### Materials provided:
•••••

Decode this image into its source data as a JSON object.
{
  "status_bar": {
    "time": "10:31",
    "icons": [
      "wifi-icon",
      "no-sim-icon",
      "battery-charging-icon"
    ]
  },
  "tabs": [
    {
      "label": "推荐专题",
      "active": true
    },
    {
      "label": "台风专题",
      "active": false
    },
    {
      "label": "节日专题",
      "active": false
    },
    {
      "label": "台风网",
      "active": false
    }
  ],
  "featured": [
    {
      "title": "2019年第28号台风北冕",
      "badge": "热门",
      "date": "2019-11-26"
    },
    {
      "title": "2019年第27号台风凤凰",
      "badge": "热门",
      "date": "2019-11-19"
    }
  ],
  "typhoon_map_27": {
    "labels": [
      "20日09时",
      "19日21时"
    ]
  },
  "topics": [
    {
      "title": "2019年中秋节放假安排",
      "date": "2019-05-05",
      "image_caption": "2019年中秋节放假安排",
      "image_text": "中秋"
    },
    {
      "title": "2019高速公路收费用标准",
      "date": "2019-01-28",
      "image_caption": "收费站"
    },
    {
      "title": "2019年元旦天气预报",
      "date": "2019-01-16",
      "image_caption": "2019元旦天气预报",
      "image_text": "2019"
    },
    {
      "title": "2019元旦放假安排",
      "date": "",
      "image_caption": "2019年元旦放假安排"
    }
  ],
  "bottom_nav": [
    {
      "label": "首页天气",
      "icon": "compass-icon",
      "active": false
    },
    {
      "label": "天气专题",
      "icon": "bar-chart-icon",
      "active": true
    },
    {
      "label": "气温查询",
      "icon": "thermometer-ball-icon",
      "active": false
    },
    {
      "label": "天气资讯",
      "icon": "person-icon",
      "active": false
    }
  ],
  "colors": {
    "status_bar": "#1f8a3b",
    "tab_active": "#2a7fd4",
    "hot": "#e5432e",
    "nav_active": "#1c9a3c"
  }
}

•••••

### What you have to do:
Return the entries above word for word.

### Exercise output:
Decode this image into its source data as a JSON object.
{
  "status_bar": {
    "time": "10:31",
    "icons": [
      "wifi-icon",
      "no-sim-icon",
      "battery-charging-icon"
    ]
  },
  "tabs": [
    {
      "label": "推荐专题",
      "active": true
    },
    {
      "label": "台风专题",
      "active": false
    },
    {
      "label": "节日专题",
      "active": false
    },
    {
      "label": "台风网",
      "active": false
    }
  ],
  "featured": [
    {
      "title": "2019年第28号台风北冕",
      "badge": "热门",
      "date": "2019-11-26"
    },
    {
      "title": "2019年第27号台风凤凰",
      "badge": "热门",
      "date": "2019-11-19"
    }
  ],
  "typhoon_map_27": {
    "labels": [
      "20日09时",
      "19日21时"
    ]
  },
  "topics": [
    {
      "title": "2019年中秋节放假安排",
      "date": "2019-05-05",
      "image_caption": "2019年中秋节放假安排",
      "image_text": "中秋"
    },
    {
      "title": "2019高速公路收费用标准",
      "date": "2019-01-28",
      "image_caption": "收费站"
    },
    {
      "title": "2019年元旦天气预报",
      "date": "2019-01-16",
      "image_caption": "2019元旦天气预报",
      "image_text": "2019"
    },
    {
      "title": "2019元旦放假安排",
      "date": "",
      "image_caption": "2019年元旦放假安排"
    }
  ],
  "bottom_nav": [
    {
      "label": "首页天气",
      "icon": "compass-icon",
      "active": false
    },
    {
      "label": "天气专题",
      "icon": "bar-chart-icon",
      "active": true
    },
    {
      "label": "气温查询",
      "icon": "thermometer-ball-icon",
      "active": false
    },
    {
      "label": "天气资讯",
      "icon": "person-icon",
      "active": false
    }
  ],
  "colors": {
    "status_bar": "#1f8a3b",
    "tab_active": "#2a7fd4",
    "hot": "#e5432e",
    "nav_active": "#1c9a3c"
  }
}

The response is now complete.